## Task prompt
Please print all of the entries, matching them exactly.

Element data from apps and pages
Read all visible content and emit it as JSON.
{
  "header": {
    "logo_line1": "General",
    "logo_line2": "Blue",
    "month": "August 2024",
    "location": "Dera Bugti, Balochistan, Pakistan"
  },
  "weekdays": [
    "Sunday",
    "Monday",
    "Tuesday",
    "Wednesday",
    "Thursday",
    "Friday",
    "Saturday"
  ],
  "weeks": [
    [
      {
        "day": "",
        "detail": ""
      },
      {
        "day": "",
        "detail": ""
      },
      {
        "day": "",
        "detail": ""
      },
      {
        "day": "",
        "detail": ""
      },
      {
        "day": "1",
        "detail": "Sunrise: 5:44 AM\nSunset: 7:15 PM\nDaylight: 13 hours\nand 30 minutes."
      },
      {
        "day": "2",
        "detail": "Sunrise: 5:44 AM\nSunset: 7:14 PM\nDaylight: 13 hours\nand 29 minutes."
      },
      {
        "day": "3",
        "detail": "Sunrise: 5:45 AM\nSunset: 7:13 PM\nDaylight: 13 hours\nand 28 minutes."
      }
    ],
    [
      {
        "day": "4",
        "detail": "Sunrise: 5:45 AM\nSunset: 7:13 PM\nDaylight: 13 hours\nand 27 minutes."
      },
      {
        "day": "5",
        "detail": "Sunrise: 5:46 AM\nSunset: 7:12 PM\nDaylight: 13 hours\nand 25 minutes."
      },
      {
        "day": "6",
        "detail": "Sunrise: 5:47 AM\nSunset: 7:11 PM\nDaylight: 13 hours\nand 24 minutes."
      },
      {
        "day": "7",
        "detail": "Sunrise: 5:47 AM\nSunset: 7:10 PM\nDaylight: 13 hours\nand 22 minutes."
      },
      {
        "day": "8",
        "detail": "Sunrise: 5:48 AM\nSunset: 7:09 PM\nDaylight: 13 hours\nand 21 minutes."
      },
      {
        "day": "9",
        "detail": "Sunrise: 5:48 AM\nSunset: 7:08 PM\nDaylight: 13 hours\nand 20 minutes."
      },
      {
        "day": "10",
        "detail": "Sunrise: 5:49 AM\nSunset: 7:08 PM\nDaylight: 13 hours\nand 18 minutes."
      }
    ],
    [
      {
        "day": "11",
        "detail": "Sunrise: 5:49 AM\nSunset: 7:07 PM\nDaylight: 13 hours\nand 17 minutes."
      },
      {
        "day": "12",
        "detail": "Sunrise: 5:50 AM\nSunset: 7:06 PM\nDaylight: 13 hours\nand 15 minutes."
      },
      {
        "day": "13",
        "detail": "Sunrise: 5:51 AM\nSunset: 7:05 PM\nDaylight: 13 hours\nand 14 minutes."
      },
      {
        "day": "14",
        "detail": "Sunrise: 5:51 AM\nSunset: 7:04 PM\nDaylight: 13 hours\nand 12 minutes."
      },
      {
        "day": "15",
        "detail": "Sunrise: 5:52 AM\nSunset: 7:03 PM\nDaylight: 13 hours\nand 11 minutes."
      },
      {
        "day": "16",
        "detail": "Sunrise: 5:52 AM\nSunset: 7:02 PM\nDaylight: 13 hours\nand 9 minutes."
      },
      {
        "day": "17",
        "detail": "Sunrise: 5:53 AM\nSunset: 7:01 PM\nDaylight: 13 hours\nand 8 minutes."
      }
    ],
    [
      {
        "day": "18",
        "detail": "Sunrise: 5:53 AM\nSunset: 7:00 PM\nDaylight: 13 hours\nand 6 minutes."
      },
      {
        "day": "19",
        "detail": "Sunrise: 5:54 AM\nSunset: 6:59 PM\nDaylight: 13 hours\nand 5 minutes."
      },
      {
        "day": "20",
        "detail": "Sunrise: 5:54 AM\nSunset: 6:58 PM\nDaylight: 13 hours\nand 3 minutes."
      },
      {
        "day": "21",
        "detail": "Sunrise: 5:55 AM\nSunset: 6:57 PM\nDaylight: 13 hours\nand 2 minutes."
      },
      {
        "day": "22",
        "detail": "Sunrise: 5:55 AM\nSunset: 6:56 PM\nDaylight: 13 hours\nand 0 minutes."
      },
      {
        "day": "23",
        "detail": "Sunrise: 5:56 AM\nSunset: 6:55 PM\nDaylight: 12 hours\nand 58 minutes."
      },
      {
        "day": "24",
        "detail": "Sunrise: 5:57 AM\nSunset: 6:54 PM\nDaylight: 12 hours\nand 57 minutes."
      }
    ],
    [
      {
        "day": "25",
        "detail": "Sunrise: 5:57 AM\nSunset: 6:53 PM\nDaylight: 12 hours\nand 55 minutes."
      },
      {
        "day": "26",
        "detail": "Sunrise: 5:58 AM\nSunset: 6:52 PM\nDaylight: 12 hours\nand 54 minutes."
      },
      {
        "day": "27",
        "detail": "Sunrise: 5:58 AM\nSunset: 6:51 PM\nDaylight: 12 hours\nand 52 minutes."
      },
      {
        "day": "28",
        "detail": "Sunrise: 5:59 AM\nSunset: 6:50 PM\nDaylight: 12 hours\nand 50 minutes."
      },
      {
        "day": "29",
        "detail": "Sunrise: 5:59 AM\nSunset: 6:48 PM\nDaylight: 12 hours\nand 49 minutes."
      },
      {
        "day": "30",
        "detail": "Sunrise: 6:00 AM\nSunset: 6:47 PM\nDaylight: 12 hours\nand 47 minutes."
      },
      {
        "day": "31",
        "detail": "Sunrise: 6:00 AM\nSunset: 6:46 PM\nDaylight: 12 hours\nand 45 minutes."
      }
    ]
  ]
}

## Result below
Read all visible content and emit it as JSON.
{
  "header": {
    "logo_line1": "General",
    "logo_line2": "Blue",
    "month": "August 2024",
    "location": "Dera Bugti, Balochistan, Pakistan"
  },
  "weekdays": [
    "Sunday",
    "Monday",
    "Tuesday",
    "Wednesday",
    "Thursday",
    "Friday",
    "Saturday"
  ],
  "weeks": [
    [
      {
        "day": "",
        "detail": ""
      },
      {
        "day": "",
        "detail": ""
      },
      {
        "day": "",
        "detail": ""
      },
      {
        "day": "",
        "detail": ""
      },
      {
        "day": "1",
        "detail": "Sunrise: 5:44 AM\nSunset: 7:15 PM\nDaylight: 13 hours\nand 30 minutes."
      },
      {
        "day": "2",
        "detail": "Sunrise: 5:44 AM\nSunset: 7:14 PM\nDaylight: 13 hours\nand 29 minutes."
      },
      {
        "day": "3",
        "detail": "Sunrise: 5:45 AM\nSunset: 7:13 PM\nDaylight: 13 hours\nand 28 minutes."
      }
    ],
    [
      {
        "day": "4",
        "detail": "Sunrise: 5:45 AM\nSunset: 7:13 PM\nDaylight: 13 hours\nand 27 minutes."
      },
      {
        "day": "5",
        "detail": "Sunrise: 5:46 AM\nSunset: 7:12 PM\nDaylight: 13 hours\nand 25 minutes."
      },
      {
        "day": "6",
        "detail": "Sunrise: 5:47 AM\nSunset: 7:11 PM\nDaylight: 13 hours\nand 24 minutes."
      },
      {
        "day": "7",
        "detail": "Sunrise: 5:47 AM\nSunset: 7:10 PM\nDaylight: 13 hours\nand 22 minutes."
      },
      {
        "day": "8",
        "detail": "Sunrise: 5:48 AM\nSunset: 7:09 PM\nDaylight: 13 hours\nand 21 minutes."
      },
      {
        "day": "9",
        "detail": "Sunrise: 5:48 AM\nSunset: 7:08 PM\nDaylight: 13 hours\nand 20 minutes."
      },
      {
        "day": "10",
        "detail": "Sunrise: 5:49 AM\nSunset: 7:08 PM\nDaylight: 13 hours\nand 18 minutes."
      }
    ],
    [
      {
        "day": "11",
        "detail": "Sunrise: 5:49 AM\nSunset: 7:07 PM\nDaylight: 13 hours\nand 17 minutes."
      },
      {
        "day": "12",
        "detail": "Sunrise: 5:50 AM\nSunset: 7:06 PM\nDaylight: 13 hours\nand 15 minutes."
      },
      {
        "day": "13",
        "detail": "Sunrise: 5:51 AM\nSunset: 7:05 PM\nDaylight: 13 hours\nand 14 minutes."
      },
      {
        "day": "14",
        "detail": "Sunrise: 5:51 AM\nSunset: 7:04 PM\nDaylight: 13 hours\nand 12 minutes."
      },
      {
        "day": "15",
        "detail": "Sunrise: 5:52 AM\nSunset: 7:03 PM\nDaylight: 13 hours\nand 11 minutes."
      },
      {
        "day": "16",
        "detail": "Sunrise: 5:52 AM\nSunset: 7:02 PM\nDaylight: 13 hours\nand 9 minutes."
      },
      {
        "day": "17",
        "detail": "Sunrise: 5:53 AM\nSunset: 7:01 PM\nDaylight: 13 hours\nand 8 minutes."
      }
    ],
    [
      {
        "day": "18",
        "detail": "Sunrise: 5:53 AM\nSunset: 7:00 PM\nDaylight: 13 hours\nand 6 minutes."
      },
      {
        "day": "19",
        "detail": "Sunrise: 5:54 AM\nSunset: 6:59 PM\nDaylight: 13 hours\nand 5 minutes."
      },
      {
        "day": "20",
        "detail": "Sunrise: 5:54 AM\nSunset: 6:58 PM\nDaylight: 13 hours\nand 3 minutes."
      },
      {
        "day": "21",
        "detail": "Sunrise: 5:55 AM\nSunset: 6:57 PM\nDaylight: 13 hours\nand 2 minutes."
      },
      {
        "day": "22",
        "detail": "Sunrise: 5:55 AM\nSunset: 6:56 PM\nDaylight: 13 hours\nand 0 minutes."
      },
      {
        "day": "23",
        "detail": "Sunrise: 5:56 AM\nSunset: 6:55 PM\nDaylight: 12 hours\nand 58 minutes."
      },
      {
        "day": "24",
        "detail": "Sunrise: 5:57 AM\nSunset: 6:54 PM\nDaylight: 12 hours\nand 57 minutes."
      }
    ],
    [
      {
        "day": "25",
        "detail": "Sunrise: 5:57 AM\nSunset: 6:53 PM\nDaylight: 12 hours\nand 55 minutes."
      },
      {
        "day": "26",
        "detail": "Sunrise: 5:58 AM\nSunset: 6:52 PM\nDaylight: 12 hours\nand 54 minutes."
      },
      {
        "day": "27",
        "detail": "Sunrise: 5:58 AM\nSunset: 6:51 PM\nDaylight: 12 hours\nand 52 minutes."
      },
      {
        "day": "28",
        "detail": "Sunrise: 5:59 AM\nSunset: 6:50 PM\nDaylight: 12 hours\nand 50 minutes."
      },
      {
        "day": "29",
        "detail": "Sunrise: 5:59 AM\nSunset: 6:48 PM\nDaylight: 12 hours\nand 49 minutes."
      },
      {
        "day": "30",
        "detail": "Sunrise: 6:00 AM\nSunset: 6:47 PM\nDaylight: 12 hours\nand 47 minutes."
      },
      {
        "day": "31",
        "detail": "Sunrise: 6:00 AM\nSunset: 6:46 PM\nDaylight: 12 hours\nand 45 minutes."
      }
    ]
  ]
}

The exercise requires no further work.